When we went to the cottage, my father used to sit by the lake and just be present. He’d take in the wind and the water, letting them speak to him. I think, as well, he would recall his childhood on the trapline, and the small lake through the trees where he used to swim and play. When I went to the trapline with him for the first time in 2018, I understood how the land gives us life as soon as we hit the water. My father, scanning the surroundings, remembering how his family used to live, looked ten years younger. And when we stepped onto the trapline, it felt like I’d come home, a feeling I’ve come to understand as blood memory. The land lives within me.
This notion of the land shows up in my book, The Barren Grounds, with messages about our relationship to it and how we should be treating it better. One of my favourite things about being an author is seeing how kids respond to those ideas. During school presentations these days, land acknowledgements are a pretty standard way to start, but lately, a few classrooms I’ve visited have written their own after reflecting on what the land means to them, coming up with something like: “We are grateful for the trees and rocks that we can build forts with; we are grateful for the fields that we have to play soccer, baseball, and tag on.” Simple but meaningful.
Land acknowledgements lead me to think of treaties because they are both linked to the land. Wherever you are, you’re likely on treaty land. The saying “We are all treaty people” means that we each have rights and responsibilities under these agreements, meant to benefit everybody—for example, treaties granted land to the crown for development. In exchange, they made promises to Indigenous people. Treaties are a contract between two parties, and in many cases, these obligations, such as hunting rights, have not been met. Treaties are meant to guide the relationship between Indigenous and non-Indigenous people as well as the use of the land.

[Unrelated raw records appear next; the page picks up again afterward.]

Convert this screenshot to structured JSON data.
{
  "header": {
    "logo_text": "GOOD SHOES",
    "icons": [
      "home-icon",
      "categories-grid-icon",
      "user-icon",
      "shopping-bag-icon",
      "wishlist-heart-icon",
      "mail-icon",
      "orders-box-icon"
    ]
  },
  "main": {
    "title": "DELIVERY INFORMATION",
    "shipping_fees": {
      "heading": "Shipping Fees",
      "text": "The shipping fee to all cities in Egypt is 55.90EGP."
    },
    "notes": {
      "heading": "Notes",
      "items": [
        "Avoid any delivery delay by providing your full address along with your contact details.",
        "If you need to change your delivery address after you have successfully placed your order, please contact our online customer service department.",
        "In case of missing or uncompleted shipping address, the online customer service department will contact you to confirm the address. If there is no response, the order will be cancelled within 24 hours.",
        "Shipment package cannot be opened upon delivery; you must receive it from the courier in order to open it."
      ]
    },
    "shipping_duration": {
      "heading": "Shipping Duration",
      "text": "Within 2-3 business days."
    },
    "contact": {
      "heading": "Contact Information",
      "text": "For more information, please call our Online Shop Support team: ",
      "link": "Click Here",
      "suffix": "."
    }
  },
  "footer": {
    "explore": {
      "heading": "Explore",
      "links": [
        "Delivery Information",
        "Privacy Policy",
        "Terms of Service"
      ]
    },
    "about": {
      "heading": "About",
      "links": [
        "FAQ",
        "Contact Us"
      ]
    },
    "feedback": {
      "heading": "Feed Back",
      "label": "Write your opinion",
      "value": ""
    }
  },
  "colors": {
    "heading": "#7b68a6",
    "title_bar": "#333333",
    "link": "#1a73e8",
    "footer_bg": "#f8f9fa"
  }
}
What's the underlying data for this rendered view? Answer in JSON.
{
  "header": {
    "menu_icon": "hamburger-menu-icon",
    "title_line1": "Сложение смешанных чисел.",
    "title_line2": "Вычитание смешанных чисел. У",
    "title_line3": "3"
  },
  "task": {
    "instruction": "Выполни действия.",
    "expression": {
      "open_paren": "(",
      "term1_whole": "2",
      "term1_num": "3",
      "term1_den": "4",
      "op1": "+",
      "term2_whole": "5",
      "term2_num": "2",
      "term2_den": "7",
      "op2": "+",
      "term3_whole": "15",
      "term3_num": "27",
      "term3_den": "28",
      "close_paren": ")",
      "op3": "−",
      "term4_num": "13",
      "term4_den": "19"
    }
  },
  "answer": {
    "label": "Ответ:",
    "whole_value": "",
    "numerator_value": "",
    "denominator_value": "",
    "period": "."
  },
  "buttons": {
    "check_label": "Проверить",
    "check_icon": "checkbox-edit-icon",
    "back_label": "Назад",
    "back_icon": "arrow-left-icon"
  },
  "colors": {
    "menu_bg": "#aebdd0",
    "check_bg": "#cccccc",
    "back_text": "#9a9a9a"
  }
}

What does your feeling about treaties say about how we view the land, as well as each other? The starting point is self-reflection. When you’re out in nature, and your feet are on Mother Earth, what does that mean to you? The next time you’re standing by the lake, feeling the cool breeze against your skin and the water tickling your toes, clothed in calm, maybe just listen. How would you write your acknowledgement of the land and all that it provides? And what can you provide to it? Maybe it’s respect and love, and to make sure that it stays healthy and can continue to gift us with the stuff of life. Maybe all we can do is thank it and live better with one another.
Maybe that’s enough.
This article was originally published in the August 2022 issue of Cottage Life.